Accept our offering, grant us wisdom in this nights sleep.
Pour libation. Light incense. Say any prayers you have, and give any offerings.
Glory to the Theoi, I offer my thanks to you. Pour libation.
And to Hestia, first and last. Pour libation.
Drink whatever remains of the libation offering (if it is potable) and eat what is left of the offerings, it’s good to share a meal or drink with the Gods. Spend some time in after ritual practice; as the CoH suggest, water is often associated with emotions so it might be nice to work on anything that may bring emotional balance, so some emotional self-care. Do something you enjoy doing.
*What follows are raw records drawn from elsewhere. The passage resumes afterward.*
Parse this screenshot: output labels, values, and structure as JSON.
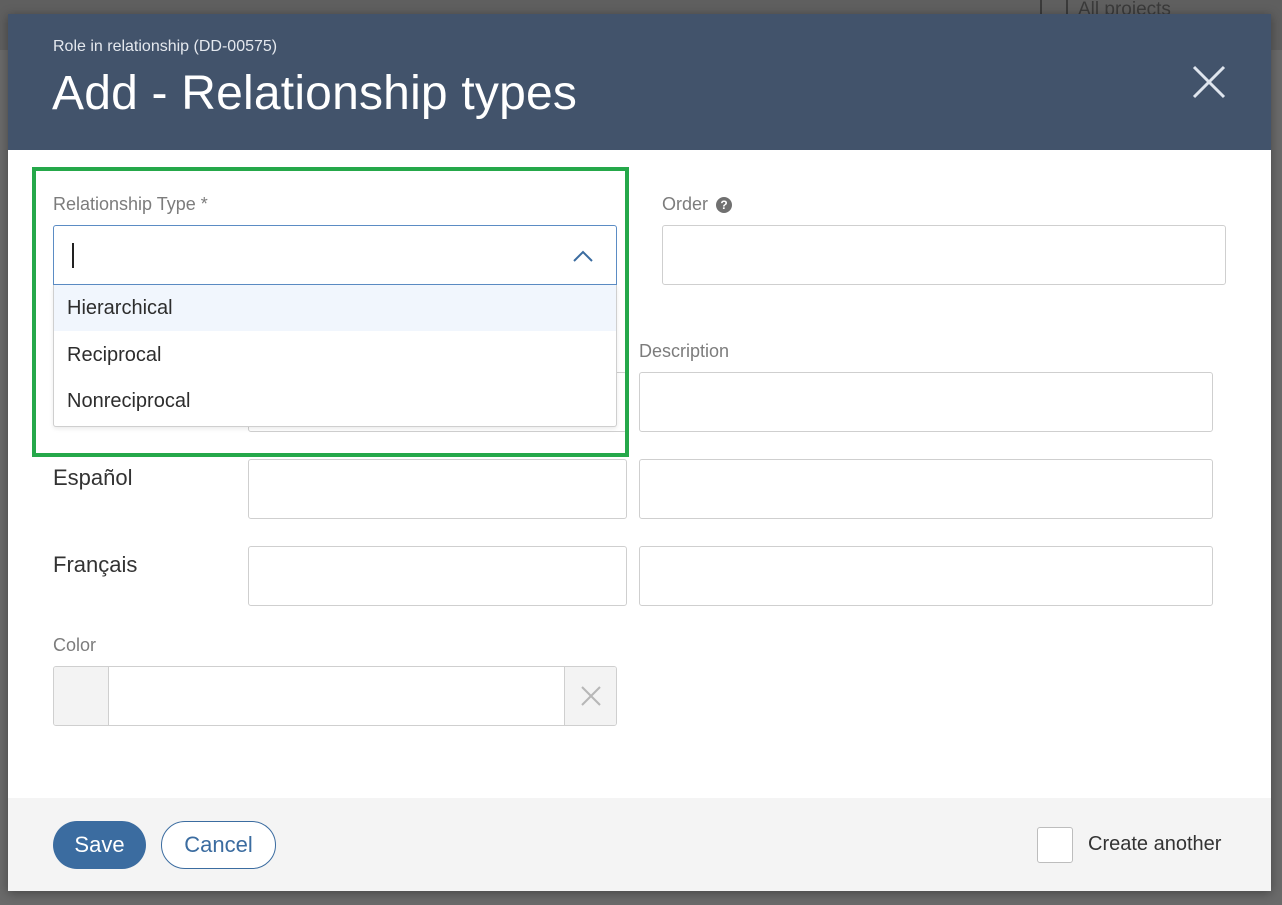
{
  "background": {
    "top_link": "All projects"
  },
  "modal": {
    "subtitle": "Role in relationship (DD-00575)",
    "title": "Add - Relationship types",
    "close_icon": "close-icon"
  },
  "form": {
    "relationship_type": {
      "label": "Relationship Type *",
      "value": "",
      "options": [
        "Hierarchical",
        "Reciprocal",
        "Nonreciprocal"
      ],
      "highlighted_option": "Hierarchical"
    },
    "order": {
      "label": "Order",
      "help_icon": "question-circle-icon",
      "value": ""
    },
    "description_label": "Description",
    "languages": [
      {
        "label": "Español",
        "name": "",
        "description": ""
      },
      {
        "label": "Français",
        "name": "",
        "description": ""
      }
    ],
    "color": {
      "label": "Color",
      "value": "",
      "clear_icon": "close-icon"
    }
  },
  "footer": {
    "save_label": "Save",
    "cancel_label": "Cancel",
    "create_another_label": "Create another",
    "create_another_checked": false
  },
  "colors": {
    "header_bg": "#42536b",
    "accent": "#3b6ca0",
    "highlight": "#25a84a"
  }
}
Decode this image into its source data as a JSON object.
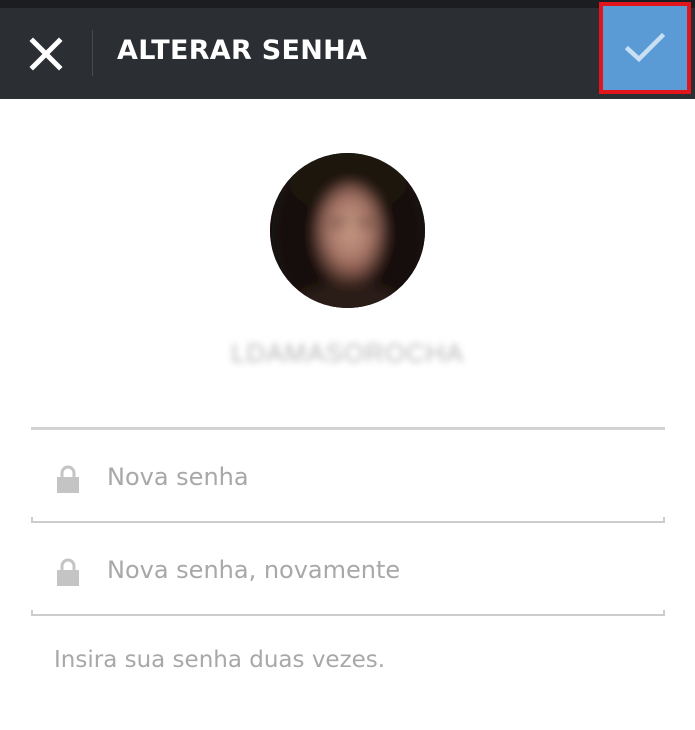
{
  "header": {
    "title": "ALTERAR SENHA",
    "close_icon": "close-icon",
    "confirm_icon": "checkmark-icon",
    "confirm_color": "#5a9bd5",
    "highlight_color": "#e3151c"
  },
  "profile": {
    "username": "LDAMASOROCHA"
  },
  "form": {
    "new_password": {
      "placeholder": "Nova senha",
      "value": "",
      "icon": "lock-icon"
    },
    "confirm_password": {
      "placeholder": "Nova senha, novamente",
      "value": "",
      "icon": "lock-icon"
    },
    "hint": "Insira sua senha duas vezes."
  }
}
Or, because of the depths involved in the ocean this could be a good time to try to plumb those depths, with divination or simple study and research.
My Oceanic Day
This particular day I have not been doing for very long – the ocean, and water in general, are not things I am very attracted to. But I had the feeling last month (October) that I should do this ritual, and so I gave it a try. It went better than I thought it would and I was able to adapt to it despite my distance from the ocean and having no watery areas readily available.
I found the ritual last month and now again this month to be somewhat relaxing. I think, the ocean is a place of turmoil and calm at the same time, perhaps because upon releasing pent up turmoil, stress, anger or whatever you feel calm afterwards. So I think this could be why this is relaxing for me, it’s like a wild ride (and yes it did have a wild feeling) followed by a release that was much needed.
I really enjoy this ritual, far more than I thought I would, and I am very glad I began doing this one.